Problem to work on:
Copy the listing exactly. Omit nothing.

Record set:
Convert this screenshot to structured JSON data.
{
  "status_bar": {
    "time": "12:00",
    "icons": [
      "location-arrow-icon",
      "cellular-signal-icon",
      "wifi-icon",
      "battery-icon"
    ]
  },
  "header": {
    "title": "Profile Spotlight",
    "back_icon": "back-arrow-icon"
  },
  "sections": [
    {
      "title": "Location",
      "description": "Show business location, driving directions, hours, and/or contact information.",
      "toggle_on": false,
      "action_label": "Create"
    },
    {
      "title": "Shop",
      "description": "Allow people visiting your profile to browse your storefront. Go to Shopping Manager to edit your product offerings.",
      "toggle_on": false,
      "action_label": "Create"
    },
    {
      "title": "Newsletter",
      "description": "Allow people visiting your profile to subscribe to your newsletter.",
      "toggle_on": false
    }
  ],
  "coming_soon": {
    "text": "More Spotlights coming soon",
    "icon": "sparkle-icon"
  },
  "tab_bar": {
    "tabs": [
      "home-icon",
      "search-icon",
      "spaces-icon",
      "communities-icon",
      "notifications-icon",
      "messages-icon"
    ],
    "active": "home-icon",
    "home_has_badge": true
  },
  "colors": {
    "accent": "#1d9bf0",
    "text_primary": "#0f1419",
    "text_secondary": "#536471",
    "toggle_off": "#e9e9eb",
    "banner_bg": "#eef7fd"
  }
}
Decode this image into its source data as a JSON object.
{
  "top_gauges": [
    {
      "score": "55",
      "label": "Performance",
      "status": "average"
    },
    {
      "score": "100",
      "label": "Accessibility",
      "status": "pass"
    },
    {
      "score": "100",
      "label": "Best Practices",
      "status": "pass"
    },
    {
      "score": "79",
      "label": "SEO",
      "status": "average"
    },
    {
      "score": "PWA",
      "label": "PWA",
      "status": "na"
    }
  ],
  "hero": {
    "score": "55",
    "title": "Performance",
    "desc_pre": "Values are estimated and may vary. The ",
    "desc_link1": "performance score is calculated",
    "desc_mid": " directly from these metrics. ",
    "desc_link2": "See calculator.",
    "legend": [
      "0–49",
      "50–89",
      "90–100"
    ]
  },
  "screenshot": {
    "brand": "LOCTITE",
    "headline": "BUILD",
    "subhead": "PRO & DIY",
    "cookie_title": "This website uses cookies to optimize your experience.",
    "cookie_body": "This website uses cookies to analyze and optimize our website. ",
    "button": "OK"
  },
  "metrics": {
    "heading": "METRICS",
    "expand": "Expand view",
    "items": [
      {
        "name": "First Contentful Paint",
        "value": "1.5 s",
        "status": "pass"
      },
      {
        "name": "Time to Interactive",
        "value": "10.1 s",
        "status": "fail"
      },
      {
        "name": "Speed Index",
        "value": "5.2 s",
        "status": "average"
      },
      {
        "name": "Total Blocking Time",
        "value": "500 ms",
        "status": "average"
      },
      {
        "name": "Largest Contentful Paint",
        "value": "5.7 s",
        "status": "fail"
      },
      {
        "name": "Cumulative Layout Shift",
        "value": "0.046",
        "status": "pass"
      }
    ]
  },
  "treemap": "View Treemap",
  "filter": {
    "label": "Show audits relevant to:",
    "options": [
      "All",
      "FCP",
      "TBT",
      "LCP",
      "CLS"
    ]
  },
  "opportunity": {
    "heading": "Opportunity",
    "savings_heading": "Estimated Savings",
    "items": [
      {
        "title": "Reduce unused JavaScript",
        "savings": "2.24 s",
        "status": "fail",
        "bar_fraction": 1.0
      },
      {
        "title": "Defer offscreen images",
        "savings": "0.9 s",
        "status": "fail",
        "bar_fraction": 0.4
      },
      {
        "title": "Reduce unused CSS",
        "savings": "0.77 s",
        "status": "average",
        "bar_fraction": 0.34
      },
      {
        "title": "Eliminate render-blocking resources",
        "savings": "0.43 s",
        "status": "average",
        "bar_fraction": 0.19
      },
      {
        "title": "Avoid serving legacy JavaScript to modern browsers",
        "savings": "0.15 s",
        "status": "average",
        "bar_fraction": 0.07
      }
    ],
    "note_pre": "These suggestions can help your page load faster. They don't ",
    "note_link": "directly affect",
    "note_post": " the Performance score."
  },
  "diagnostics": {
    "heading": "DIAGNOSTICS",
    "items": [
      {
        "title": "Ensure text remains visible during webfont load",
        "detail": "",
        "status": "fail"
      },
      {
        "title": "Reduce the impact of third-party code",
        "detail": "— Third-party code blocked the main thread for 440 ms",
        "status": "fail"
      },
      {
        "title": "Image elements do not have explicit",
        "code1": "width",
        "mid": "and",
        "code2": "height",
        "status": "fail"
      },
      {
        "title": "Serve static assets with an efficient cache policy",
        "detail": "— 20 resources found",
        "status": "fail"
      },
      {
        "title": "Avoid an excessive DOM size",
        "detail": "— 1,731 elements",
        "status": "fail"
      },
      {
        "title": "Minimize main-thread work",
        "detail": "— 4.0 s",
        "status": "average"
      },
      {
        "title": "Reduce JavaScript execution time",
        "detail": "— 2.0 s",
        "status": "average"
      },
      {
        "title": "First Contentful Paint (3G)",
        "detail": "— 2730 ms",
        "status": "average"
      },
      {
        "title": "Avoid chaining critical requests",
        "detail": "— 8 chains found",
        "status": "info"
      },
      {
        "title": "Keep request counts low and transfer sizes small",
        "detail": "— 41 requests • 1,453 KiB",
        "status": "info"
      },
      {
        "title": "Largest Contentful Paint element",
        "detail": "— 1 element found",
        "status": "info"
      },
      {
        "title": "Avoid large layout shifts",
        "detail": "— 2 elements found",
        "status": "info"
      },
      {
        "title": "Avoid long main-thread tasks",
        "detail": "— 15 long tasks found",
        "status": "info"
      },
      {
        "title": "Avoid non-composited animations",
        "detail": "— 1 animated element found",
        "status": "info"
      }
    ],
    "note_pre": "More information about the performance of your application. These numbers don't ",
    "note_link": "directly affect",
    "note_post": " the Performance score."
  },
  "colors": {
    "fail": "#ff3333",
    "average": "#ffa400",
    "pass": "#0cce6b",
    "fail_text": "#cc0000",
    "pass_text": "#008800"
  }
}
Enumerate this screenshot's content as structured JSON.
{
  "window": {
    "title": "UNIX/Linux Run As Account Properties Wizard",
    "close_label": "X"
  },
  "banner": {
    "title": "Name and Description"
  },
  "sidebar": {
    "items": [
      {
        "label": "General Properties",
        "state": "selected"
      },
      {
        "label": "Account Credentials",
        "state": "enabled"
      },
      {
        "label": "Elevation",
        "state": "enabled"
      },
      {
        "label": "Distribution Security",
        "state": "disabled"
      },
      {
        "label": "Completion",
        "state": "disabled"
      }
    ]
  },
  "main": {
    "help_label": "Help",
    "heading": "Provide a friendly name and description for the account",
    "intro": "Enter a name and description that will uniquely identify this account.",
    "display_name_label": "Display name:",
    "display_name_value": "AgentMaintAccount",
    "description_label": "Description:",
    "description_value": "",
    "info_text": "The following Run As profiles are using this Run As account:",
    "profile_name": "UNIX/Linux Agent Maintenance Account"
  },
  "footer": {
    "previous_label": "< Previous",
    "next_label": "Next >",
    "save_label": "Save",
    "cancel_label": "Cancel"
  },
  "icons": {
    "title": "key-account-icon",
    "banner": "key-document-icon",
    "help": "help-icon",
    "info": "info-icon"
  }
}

Solution for this problem:
Convert this screenshot to structured JSON data.
{
  "status_bar": {
    "time": "12:00",
    "icons": [
      "location-arrow-icon",
      "cellular-signal-icon",
      "wifi-icon",
      "battery-icon"
    ]
  },
  "header": {
    "title": "Profile Spotlight",
    "back_icon": "back-arrow-icon"
  },
  "sections": [
    {
      "title": "Location",
      "description": "Show business location, driving directions, hours, and/or contact information.",
      "toggle_on": false,
      "action_label": "Create"
    },
    {
      "title": "Shop",
      "description": "Allow people visiting your profile to browse your storefront. Go to Shopping Manager to edit your product offerings.",
      "toggle_on": false,
      "action_label": "Create"
    },
    {
      "title": "Newsletter",
      "description": "Allow people visiting your profile to subscribe to your newsletter.",
      "toggle_on": false
    }
  ],
  "coming_soon": {
    "text": "More Spotlights coming soon",
    "icon": "sparkle-icon"
  },
  "tab_bar": {
    "tabs": [
      "home-icon",
      "search-icon",
      "spaces-icon",
      "communities-icon",
      "notifications-icon",
      "messages-icon"
    ],
    "active": "home-icon",
    "home_has_badge": true
  },
  "colors": {
    "accent": "#1d9bf0",
    "text_primary": "#0f1419",
    "text_secondary": "#536471",
    "toggle_off": "#e9e9eb",
    "banner_bg": "#eef7fd"
  }
}
Decode this image into its source data as a JSON object.
{
  "top_gauges": [
    {
      "score": "55",
      "label": "Performance",
      "status": "average"
    },
    {
      "score": "100",
      "label": "Accessibility",
      "status": "pass"
    },
    {
      "score": "100",
      "label": "Best Practices",
      "status": "pass"
    },
    {
      "score": "79",
      "label": "SEO",
      "status": "average"
    },
    {
      "score": "PWA",
      "label": "PWA",
      "status": "na"
    }
  ],
  "hero": {
    "score": "55",
    "title": "Performance",
    "desc_pre": "Values are estimated and may vary. The ",
    "desc_link1": "performance score is calculated",
    "desc_mid": " directly from these metrics. ",
    "desc_link2": "See calculator.",
    "legend": [
      "0–49",
      "50–89",
      "90–100"
    ]
  },
  "screenshot": {
    "brand": "LOCTITE",
    "headline": "BUILD",
    "subhead": "PRO & DIY",
    "cookie_title": "This website uses cookies to optimize your experience.",
    "cookie_body": "This website uses cookies to analyze and optimize our website. ",
    "button": "OK"
  },
  "metrics": {
    "heading": "METRICS",
    "expand": "Expand view",
    "items": [
      {
        "name": "First Contentful Paint",
        "value": "1.5 s",
        "status": "pass"
      },
      {
        "name": "Time to Interactive",
        "value": "10.1 s",
        "status": "fail"
      },
      {
        "name": "Speed Index",
        "value": "5.2 s",
        "status": "average"
      },
      {
        "name": "Total Blocking Time",
        "value": "500 ms",
        "status": "average"
      },
      {
        "name": "Largest Contentful Paint",
        "value": "5.7 s",
        "status": "fail"
      },
      {
        "name": "Cumulative Layout Shift",
        "value": "0.046",
        "status": "pass"
      }
    ]
  },
  "treemap": "View Treemap",
  "filter": {
    "label": "Show audits relevant to:",
    "options": [
      "All",
      "FCP",
      "TBT",
      "LCP",
      "CLS"
    ]
  },
  "opportunity": {
    "heading": "Opportunity",
    "savings_heading": "Estimated Savings",
    "items": [
      {
        "title": "Reduce unused JavaScript",
        "savings": "2.24 s",
        "status": "fail",
        "bar_fraction": 1.0
      },
      {
        "title": "Defer offscreen images",
        "savings": "0.9 s",
        "status": "fail",
        "bar_fraction": 0.4
      },
      {
        "title": "Reduce unused CSS",
        "savings": "0.77 s",
        "status": "average",
        "bar_fraction": 0.34
      },
      {
        "title": "Eliminate render-blocking resources",
        "savings": "0.43 s",
        "status": "average",
        "bar_fraction": 0.19
      },
      {
        "title": "Avoid serving legacy JavaScript to modern browsers",
        "savings": "0.15 s",
        "status": "average",
        "bar_fraction": 0.07
      }
    ],
    "note_pre": "These suggestions can help your page load faster. They don't ",
    "note_link": "directly affect",
    "note_post": " the Performance score."
  },
  "diagnostics": {
    "heading": "DIAGNOSTICS",
    "items": [
      {
        "title": "Ensure text remains visible during webfont load",
        "detail": "",
        "status": "fail"
      },
      {
        "title": "Reduce the impact of third-party code",
        "detail": "— Third-party code blocked the main thread for 440 ms",
        "status": "fail"
      },
      {
        "title": "Image elements do not have explicit",
        "code1": "width",
        "mid": "and",
        "code2": "height",
        "status": "fail"
      },
      {
        "title": "Serve static assets with an efficient cache policy",
        "detail": "— 20 resources found",
        "status": "fail"
      },
      {
        "title": "Avoid an excessive DOM size",
        "detail": "— 1,731 elements",
        "status": "fail"
      },
      {
        "title": "Minimize main-thread work",
        "detail": "— 4.0 s",
        "status": "average"
      },
      {
        "title": "Reduce JavaScript execution time",
        "detail": "— 2.0 s",
        "status": "average"
      },
      {
        "title": "First Contentful Paint (3G)",
        "detail": "— 2730 ms",
        "status": "average"
      },
      {
        "title": "Avoid chaining critical requests",
        "detail": "— 8 chains found",
        "status": "info"
      },
      {
        "title": "Keep request counts low and transfer sizes small",
        "detail": "— 41 requests • 1,453 KiB",
        "status": "info"
      },
      {
        "title": "Largest Contentful Paint element",
        "detail": "— 1 element found",
        "status": "info"
      },
      {
        "title": "Avoid large layout shifts",
        "detail": "— 2 elements found",
        "status": "info"
      },
      {
        "title": "Avoid long main-thread tasks",
        "detail": "— 15 long tasks found",
        "status": "info"
      },
      {
        "title": "Avoid non-composited animations",
        "detail": "— 1 animated element found",
        "status": "info"
      }
    ],
    "note_pre": "More information about the performance of your application. These numbers don't ",
    "note_link": "directly affect",
    "note_post": " the Performance score."
  },
  "colors": {
    "fail": "#ff3333",
    "average": "#ffa400",
    "pass": "#0cce6b",
    "fail_text": "#cc0000",
    "pass_text": "#008800"
  }
}
Enumerate this screenshot's content as structured JSON.
{
  "window": {
    "title": "UNIX/Linux Run As Account Properties Wizard",
    "close_label": "X"
  },
  "banner": {
    "title": "Name and Description"
  },
  "sidebar": {
    "items": [
      {
        "label": "General Properties",
        "state": "selected"
      },
      {
        "label": "Account Credentials",
        "state": "enabled"
      },
      {
        "label": "Elevation",
        "state": "enabled"
      },
      {
        "label": "Distribution Security",
        "state": "disabled"
      },
      {
        "label": "Completion",
        "state": "disabled"
      }
    ]
  },
  "main": {
    "help_label": "Help",
    "heading": "Provide a friendly name and description for the account",
    "intro": "Enter a name and description that will uniquely identify this account.",
    "display_name_label": "Display name:",
    "display_name_value": "AgentMaintAccount",
    "description_label": "Description:",
    "description_value": "",
    "info_text": "The following Run As profiles are using this Run As account:",
    "profile_name": "UNIX/Linux Agent Maintenance Account"
  },
  "footer": {
    "previous_label": "< Previous",
    "next_label": "Next >",
    "save_label": "Save",
    "cancel_label": "Cancel"
  },
  "icons": {
    "title": "key-account-icon",
    "banner": "key-document-icon",
    "help": "help-icon",
    "info": "info-icon"
  }
}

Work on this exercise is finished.